Residents of a self-consciously quaint Washington, D.C., suburb end up at war when a wealthy family moves in.
"One couldn't, in all honesty, accuse Nick Cox of starting the 'big house' craze in Willard Park. The tearing down and building up had started long before he moved in....Now houses wrapped in shimmering Tyvek slips were a common sight. Latino gardeners spilled out of trucks in the springtime along with wheelbarrows full of mulch and trees with round, burlap bottoms." Langsdorf's debut social satire gets off to a promising start, laying out the tensions in a town on the cusp of change through the conflicts simmering on one block of Tunlaw Place. At its center are Ted and Allison, a nice couple who've lived in Willard Park for almost 14 years.

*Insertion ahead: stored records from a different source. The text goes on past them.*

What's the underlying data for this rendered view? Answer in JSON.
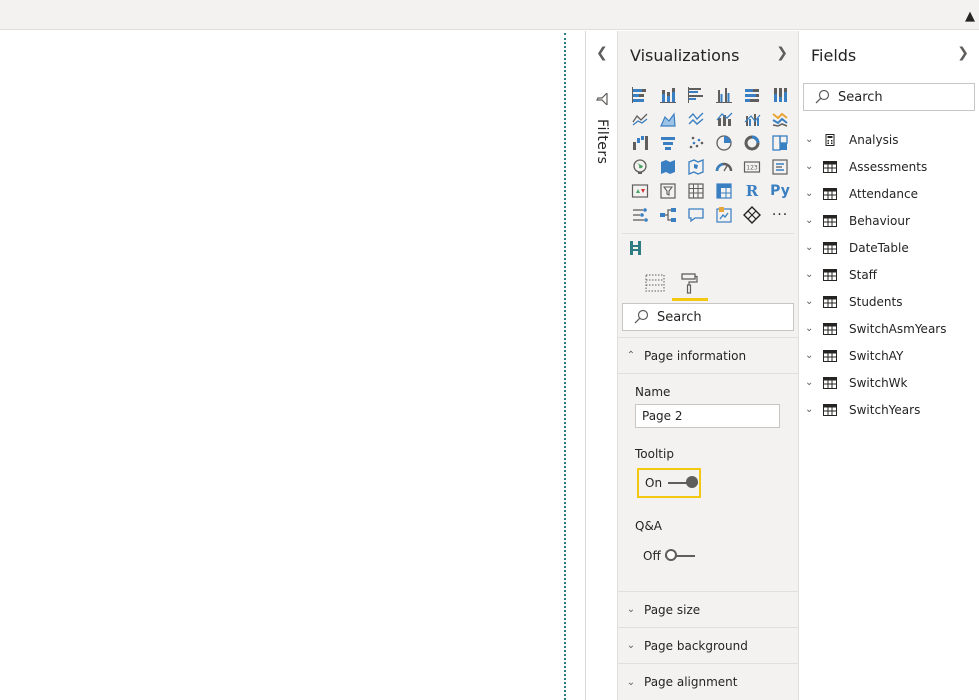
{
  "visualizations": {
    "title": "Visualizations",
    "expand_icon": "chevron-right-icon",
    "build_icons": [
      "stacked-bar-chart-icon",
      "stacked-column-chart-icon",
      "clustered-bar-chart-icon",
      "clustered-column-chart-icon",
      "100-stacked-bar-chart-icon",
      "100-stacked-column-chart-icon",
      "line-chart-icon",
      "area-chart-icon",
      "stacked-area-chart-icon",
      "line-and-column-chart-icon",
      "line-and-clustered-column-chart-icon",
      "ribbon-chart-icon",
      "waterfall-chart-icon",
      "funnel-icon",
      "scatter-chart-icon",
      "pie-chart-icon",
      "donut-chart-icon",
      "treemap-icon",
      "map-icon",
      "filled-map-icon",
      "shape-map-icon",
      "gauge-icon",
      "card-icon",
      "multi-row-card-icon",
      "kpi-icon",
      "slicer-icon",
      "table-icon",
      "matrix-icon",
      "r-visual-icon",
      "python-visual-icon",
      "key-influencers-icon",
      "decomposition-tree-icon",
      "qa-icon",
      "paginated-report-icon",
      "power-apps-icon",
      "more-visuals-icon"
    ],
    "r_label": "R",
    "py_label": "Py",
    "more_label": "···",
    "tabs": [
      "fields-tab",
      "format-tab"
    ],
    "search_placeholder": "Search",
    "sections": {
      "page_information": "Page information",
      "page_size": "Page size",
      "page_background": "Page background",
      "page_alignment": "Page alignment"
    },
    "name_label": "Name",
    "name_value": "Page 2",
    "tooltip_label": "Tooltip",
    "tooltip_state": "On",
    "qa_label": "Q&A",
    "qa_state": "Off"
  },
  "filters": {
    "label": "Filters"
  },
  "fields": {
    "title": "Fields",
    "search_placeholder": "Search",
    "tables": [
      {
        "name": "Analysis",
        "icon": "calculator-icon"
      },
      {
        "name": "Assessments",
        "icon": "table-icon"
      },
      {
        "name": "Attendance",
        "icon": "table-icon"
      },
      {
        "name": "Behaviour",
        "icon": "table-icon"
      },
      {
        "name": "DateTable",
        "icon": "table-icon"
      },
      {
        "name": "Staff",
        "icon": "table-icon"
      },
      {
        "name": "Students",
        "icon": "table-icon"
      },
      {
        "name": "SwitchAsmYears",
        "icon": "table-icon"
      },
      {
        "name": "SwitchAY",
        "icon": "table-icon"
      },
      {
        "name": "SwitchWk",
        "icon": "table-icon"
      },
      {
        "name": "SwitchYears",
        "icon": "table-icon"
      }
    ]
  },
  "colors": {
    "accent": "#f2c811",
    "canvas_edge": "#2e7d82",
    "viz_blue": "#3a7fc1",
    "pane_bg": "#f3f2f1"
  }
}
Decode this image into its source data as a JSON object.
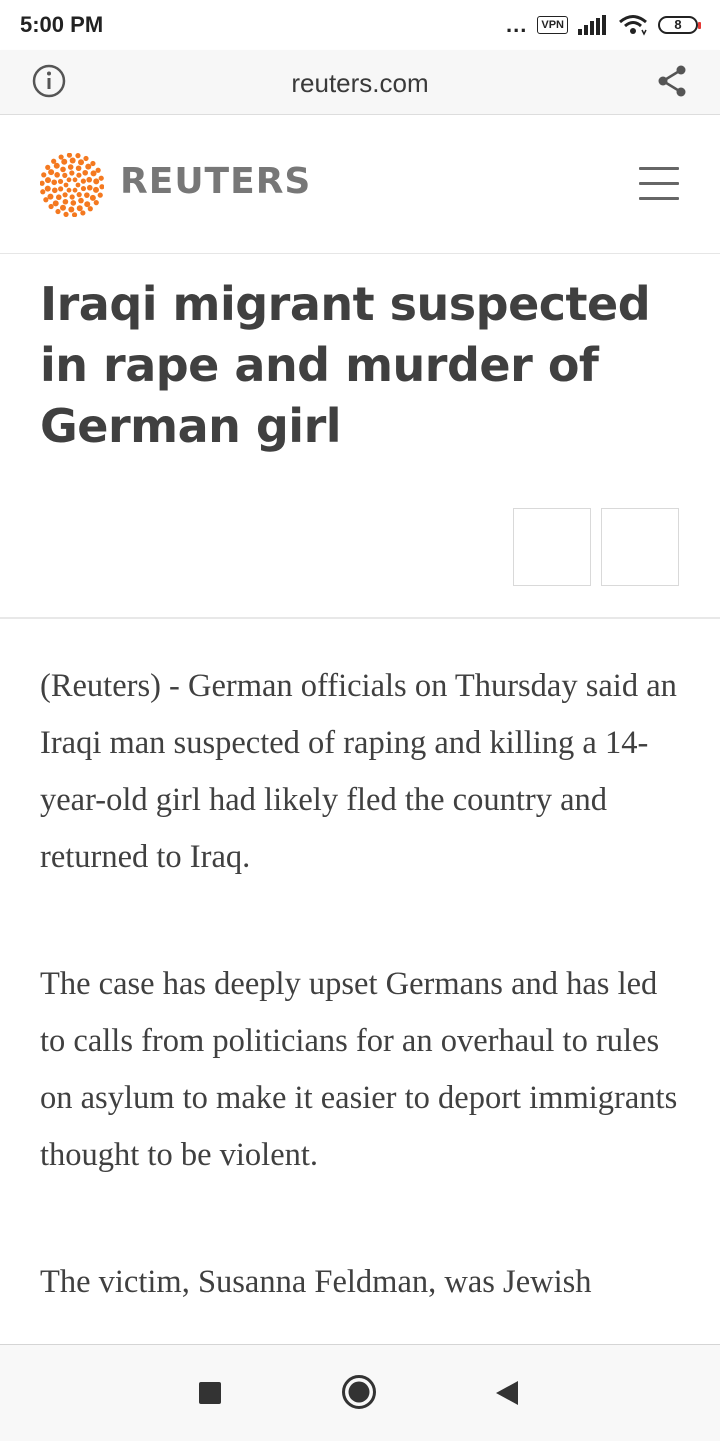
{
  "status_bar": {
    "time": "5:00 PM",
    "dots": "...",
    "vpn": "VPN",
    "battery": "8"
  },
  "browser": {
    "url": "reuters.com",
    "icons": [
      "info-icon",
      "share-icon"
    ]
  },
  "site": {
    "brand": "REUTERS",
    "brand_color": "#f47920",
    "icons": [
      "reuters-logo",
      "menu-icon"
    ]
  },
  "article": {
    "headline": "Iraqi migrant suspected in rape and murder of German girl",
    "paragraphs": [
      "(Reuters) - German officials on Thursday said an Iraqi man suspected of raping and killing a 14-year-old girl had likely fled the country and returned to Iraq.",
      "The case has deeply upset Germans and has led to calls from politicians for an overhaul to rules on asylum to make it easier to deport immigrants thought to be violent.",
      "The victim, Susanna Feldman, was Jewish"
    ]
  },
  "nav": {
    "icons": [
      "recents-square-icon",
      "home-circle-icon",
      "back-triangle-icon"
    ]
  }
}
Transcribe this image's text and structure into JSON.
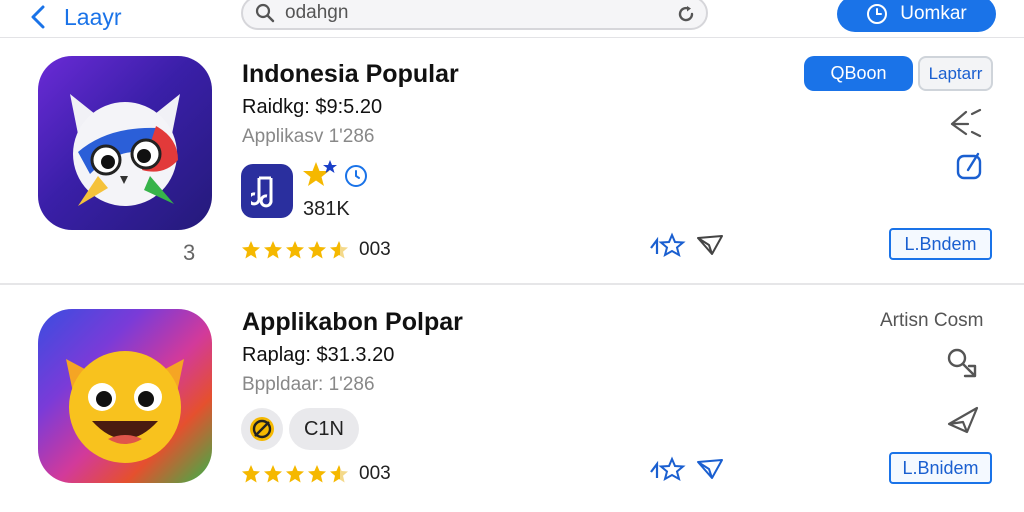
{
  "topbar": {
    "back_label": "Laayr",
    "search_value": "odahgn",
    "search_placeholder": "odahgn",
    "action_label": "Uomkar"
  },
  "apps": [
    {
      "title": "Indonesia Popular",
      "line2": "Raidkg: $9:5.20",
      "line3": "Applikasv 1'286",
      "count": "381K",
      "small_num": "3",
      "rating_count": "003",
      "rating": 4.5,
      "primary_button": "QBoon",
      "secondary_button": "Laptarr",
      "outline_button": "L.Bndem"
    },
    {
      "title": "Applikabon Polpar",
      "line2": "Raplag: $31.3.20",
      "line3": "Bppldaar: 1'286",
      "chip": "C1N",
      "artist": "Artisn Cosm",
      "rating_count": "003",
      "rating": 4.5,
      "outline_button": "L.Bnidem"
    }
  ],
  "colors": {
    "accent": "#1a73e8",
    "star": "#f5b800",
    "divider": "#e6e6e8"
  }
}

Their problems were no worse than the usual dull marriage/adolescent daughter scenario until the philistines arrived, building a castle on one side of them and a mammoth spec house—the titular "white elephant"—on the other. As the town divides bitterly over a proposed building moratorium, a mysterious tree murderer hits the streets with a chainsaw, ravaging the arboreal population. Langsdorf's not-too-endearing cast includes several villains (two bullies and one pot smoker), a couple of saints (tree-hugger Ted and his intellectually disabled twin), and two central female characters who should be easier to keep straight than they are. An almost Shirley Jackson–esque view of human nature emerges when the bulletin board at the local cafe spontaneously blooms with tattletale notes: "Melanie Frank said her black walnut trees are 'not worth the trouble'." "Ana Lopez cheats on her taxes." "Antoine Beignet has a second family in Toledo." After a surprisingly cruel climax, a cleanup chapter can't quite make the skies blue again.
A dark comedy with more darkness than comedy.